**MATERIAL SHOWN**
--- --- ---

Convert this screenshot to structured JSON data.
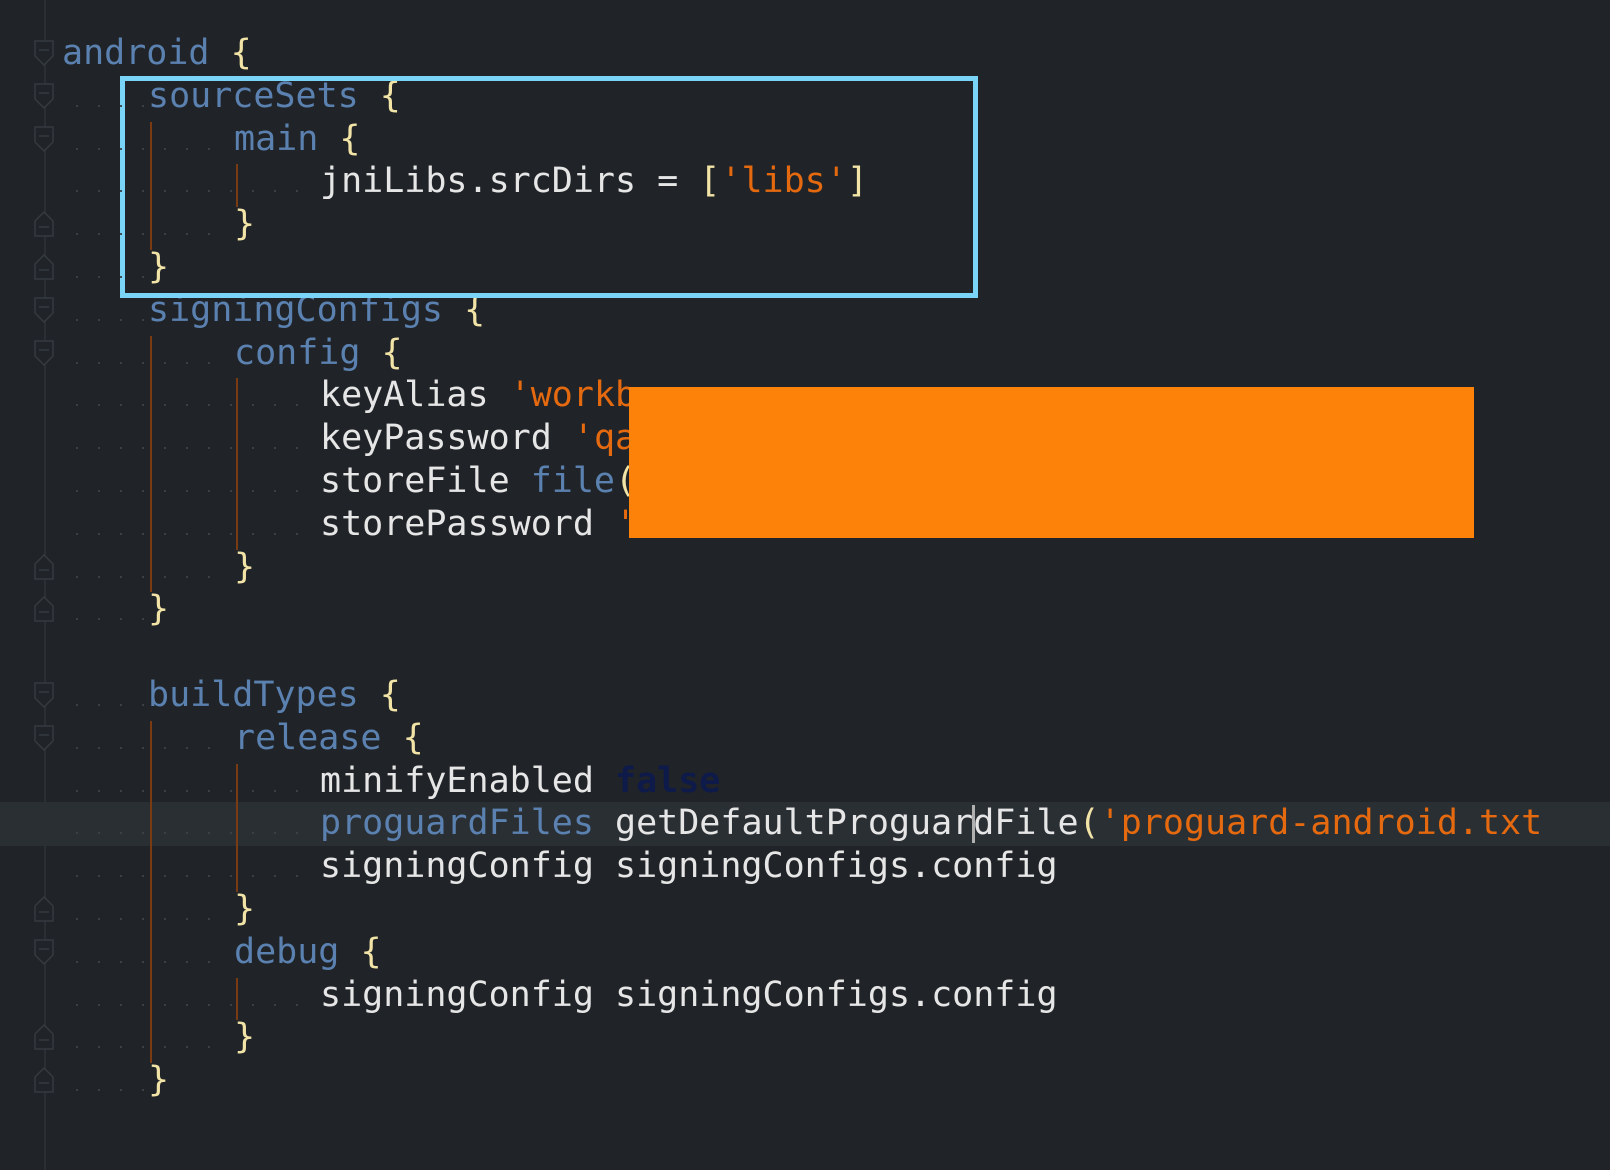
{
  "editor": {
    "lines": [
      {
        "tokens": [
          {
            "t": "android",
            "c": "kw"
          },
          {
            "t": " ",
            "c": "plain"
          },
          {
            "t": "{",
            "c": "br"
          }
        ]
      },
      {
        "tokens": [
          {
            "t": "sourceSets",
            "c": "kw"
          },
          {
            "t": " ",
            "c": "plain"
          },
          {
            "t": "{",
            "c": "br"
          }
        ]
      },
      {
        "tokens": [
          {
            "t": "main",
            "c": "kw"
          },
          {
            "t": " ",
            "c": "plain"
          },
          {
            "t": "{",
            "c": "br"
          }
        ]
      },
      {
        "tokens": [
          {
            "t": "jniLibs.srcDirs = ",
            "c": "plain"
          },
          {
            "t": "[",
            "c": "br"
          },
          {
            "t": "'libs'",
            "c": "str"
          },
          {
            "t": "]",
            "c": "br"
          }
        ]
      },
      {
        "tokens": [
          {
            "t": "}",
            "c": "br"
          }
        ]
      },
      {
        "tokens": [
          {
            "t": "}",
            "c": "br"
          }
        ]
      },
      {
        "tokens": [
          {
            "t": "signingConfigs",
            "c": "kw"
          },
          {
            "t": " ",
            "c": "plain"
          },
          {
            "t": "{",
            "c": "br"
          }
        ]
      },
      {
        "tokens": [
          {
            "t": "config",
            "c": "kw"
          },
          {
            "t": " ",
            "c": "plain"
          },
          {
            "t": "{",
            "c": "br"
          }
        ]
      },
      {
        "tokens": [
          {
            "t": "keyAlias ",
            "c": "plain"
          },
          {
            "t": "'workb",
            "c": "str"
          }
        ]
      },
      {
        "tokens": [
          {
            "t": "keyPassword ",
            "c": "plain"
          },
          {
            "t": "'qa",
            "c": "str"
          }
        ]
      },
      {
        "tokens": [
          {
            "t": "storeFile ",
            "c": "plain"
          },
          {
            "t": "file",
            "c": "kw"
          },
          {
            "t": "(",
            "c": "br"
          }
        ]
      },
      {
        "tokens": [
          {
            "t": "storePassword ",
            "c": "plain"
          },
          {
            "t": "'",
            "c": "str"
          }
        ]
      },
      {
        "tokens": [
          {
            "t": "}",
            "c": "br"
          }
        ]
      },
      {
        "tokens": [
          {
            "t": "}",
            "c": "br"
          }
        ]
      },
      {
        "tokens": []
      },
      {
        "tokens": [
          {
            "t": "buildTypes",
            "c": "kw"
          },
          {
            "t": " ",
            "c": "plain"
          },
          {
            "t": "{",
            "c": "br"
          }
        ]
      },
      {
        "tokens": [
          {
            "t": "release",
            "c": "kw"
          },
          {
            "t": " ",
            "c": "plain"
          },
          {
            "t": "{",
            "c": "br"
          }
        ]
      },
      {
        "tokens": [
          {
            "t": "minifyEnabled ",
            "c": "plain"
          },
          {
            "t": "false",
            "c": "fals"
          }
        ]
      },
      {
        "tokens": [
          {
            "t": "proguardFiles",
            "c": "kw"
          },
          {
            "t": " getDefaultProguar",
            "c": "plain"
          },
          {
            "t": "|",
            "c": "caret"
          },
          {
            "t": "dFile",
            "c": "plain"
          },
          {
            "t": "(",
            "c": "br"
          },
          {
            "t": "'proguard-android.txt",
            "c": "str"
          }
        ]
      },
      {
        "tokens": [
          {
            "t": "signingConfig signingConfigs.config",
            "c": "plain"
          }
        ]
      },
      {
        "tokens": [
          {
            "t": "}",
            "c": "br"
          }
        ]
      },
      {
        "tokens": [
          {
            "t": "debug",
            "c": "kw"
          },
          {
            "t": " ",
            "c": "plain"
          },
          {
            "t": "{",
            "c": "br"
          }
        ]
      },
      {
        "tokens": [
          {
            "t": "signingConfig signingConfigs.config",
            "c": "plain"
          }
        ]
      },
      {
        "tokens": [
          {
            "t": "}",
            "c": "br"
          }
        ]
      },
      {
        "tokens": [
          {
            "t": "}",
            "c": "br"
          }
        ]
      }
    ],
    "indents": [
      0,
      1,
      2,
      3,
      2,
      1,
      1,
      2,
      3,
      3,
      3,
      3,
      2,
      1,
      0,
      1,
      2,
      3,
      3,
      3,
      2,
      2,
      3,
      2,
      1
    ],
    "current_line": 18,
    "annotations": {
      "highlight_box_color": "#79d4f7",
      "redaction_color": "#fc820a"
    }
  }
}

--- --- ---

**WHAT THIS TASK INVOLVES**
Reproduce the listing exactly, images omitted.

**RESPONSE AREA**
Convert this screenshot to structured JSON data.
{
  "editor": {
    "lines": [
      {
        "tokens": [
          {
            "t": "android",
            "c": "kw"
          },
          {
            "t": " ",
            "c": "plain"
          },
          {
            "t": "{",
            "c": "br"
          }
        ]
      },
      {
        "tokens": [
          {
            "t": "sourceSets",
            "c": "kw"
          },
          {
            "t": " ",
            "c": "plain"
          },
          {
            "t": "{",
            "c": "br"
          }
        ]
      },
      {
        "tokens": [
          {
            "t": "main",
            "c": "kw"
          },
          {
            "t": " ",
            "c": "plain"
          },
          {
            "t": "{",
            "c": "br"
          }
        ]
      },
      {
        "tokens": [
          {
            "t": "jniLibs.srcDirs = ",
            "c": "plain"
          },
          {
            "t": "[",
            "c": "br"
          },
          {
            "t": "'libs'",
            "c": "str"
          },
          {
            "t": "]",
            "c": "br"
          }
        ]
      },
      {
        "tokens": [
          {
            "t": "}",
            "c": "br"
          }
        ]
      },
      {
        "tokens": [
          {
            "t": "}",
            "c": "br"
          }
        ]
      },
      {
        "tokens": [
          {
            "t": "signingConfigs",
            "c": "kw"
          },
          {
            "t": " ",
            "c": "plain"
          },
          {
            "t": "{",
            "c": "br"
          }
        ]
      },
      {
        "tokens": [
          {
            "t": "config",
            "c": "kw"
          },
          {
            "t": " ",
            "c": "plain"
          },
          {
            "t": "{",
            "c": "br"
          }
        ]
      },
      {
        "tokens": [
          {
            "t": "keyAlias ",
            "c": "plain"
          },
          {
            "t": "'workb",
            "c": "str"
          }
        ]
      },
      {
        "tokens": [
          {
            "t": "keyPassword ",
            "c": "plain"
          },
          {
            "t": "'qa",
            "c": "str"
          }
        ]
      },
      {
        "tokens": [
          {
            "t": "storeFile ",
            "c": "plain"
          },
          {
            "t": "file",
            "c": "kw"
          },
          {
            "t": "(",
            "c": "br"
          }
        ]
      },
      {
        "tokens": [
          {
            "t": "storePassword ",
            "c": "plain"
          },
          {
            "t": "'",
            "c": "str"
          }
        ]
      },
      {
        "tokens": [
          {
            "t": "}",
            "c": "br"
          }
        ]
      },
      {
        "tokens": [
          {
            "t": "}",
            "c": "br"
          }
        ]
      },
      {
        "tokens": []
      },
      {
        "tokens": [
          {
            "t": "buildTypes",
            "c": "kw"
          },
          {
            "t": " ",
            "c": "plain"
          },
          {
            "t": "{",
            "c": "br"
          }
        ]
      },
      {
        "tokens": [
          {
            "t": "release",
            "c": "kw"
          },
          {
            "t": " ",
            "c": "plain"
          },
          {
            "t": "{",
            "c": "br"
          }
        ]
      },
      {
        "tokens": [
          {
            "t": "minifyEnabled ",
            "c": "plain"
          },
          {
            "t": "false",
            "c": "fals"
          }
        ]
      },
      {
        "tokens": [
          {
            "t": "proguardFiles",
            "c": "kw"
          },
          {
            "t": " getDefaultProguar",
            "c": "plain"
          },
          {
            "t": "|",
            "c": "caret"
          },
          {
            "t": "dFile",
            "c": "plain"
          },
          {
            "t": "(",
            "c": "br"
          },
          {
            "t": "'proguard-android.txt",
            "c": "str"
          }
        ]
      },
      {
        "tokens": [
          {
            "t": "signingConfig signingConfigs.config",
            "c": "plain"
          }
        ]
      },
      {
        "tokens": [
          {
            "t": "}",
            "c": "br"
          }
        ]
      },
      {
        "tokens": [
          {
            "t": "debug",
            "c": "kw"
          },
          {
            "t": " ",
            "c": "plain"
          },
          {
            "t": "{",
            "c": "br"
          }
        ]
      },
      {
        "tokens": [
          {
            "t": "signingConfig signingConfigs.config",
            "c": "plain"
          }
        ]
      },
      {
        "tokens": [
          {
            "t": "}",
            "c": "br"
          }
        ]
      },
      {
        "tokens": [
          {
            "t": "}",
            "c": "br"
          }
        ]
      }
    ],
    "indents": [
      0,
      1,
      2,
      3,
      2,
      1,
      1,
      2,
      3,
      3,
      3,
      3,
      2,
      1,
      0,
      1,
      2,
      3,
      3,
      3,
      2,
      2,
      3,
      2,
      1
    ],
    "current_line": 18,
    "annotations": {
      "highlight_box_color": "#79d4f7",
      "redaction_color": "#fc820a"
    }
  }
}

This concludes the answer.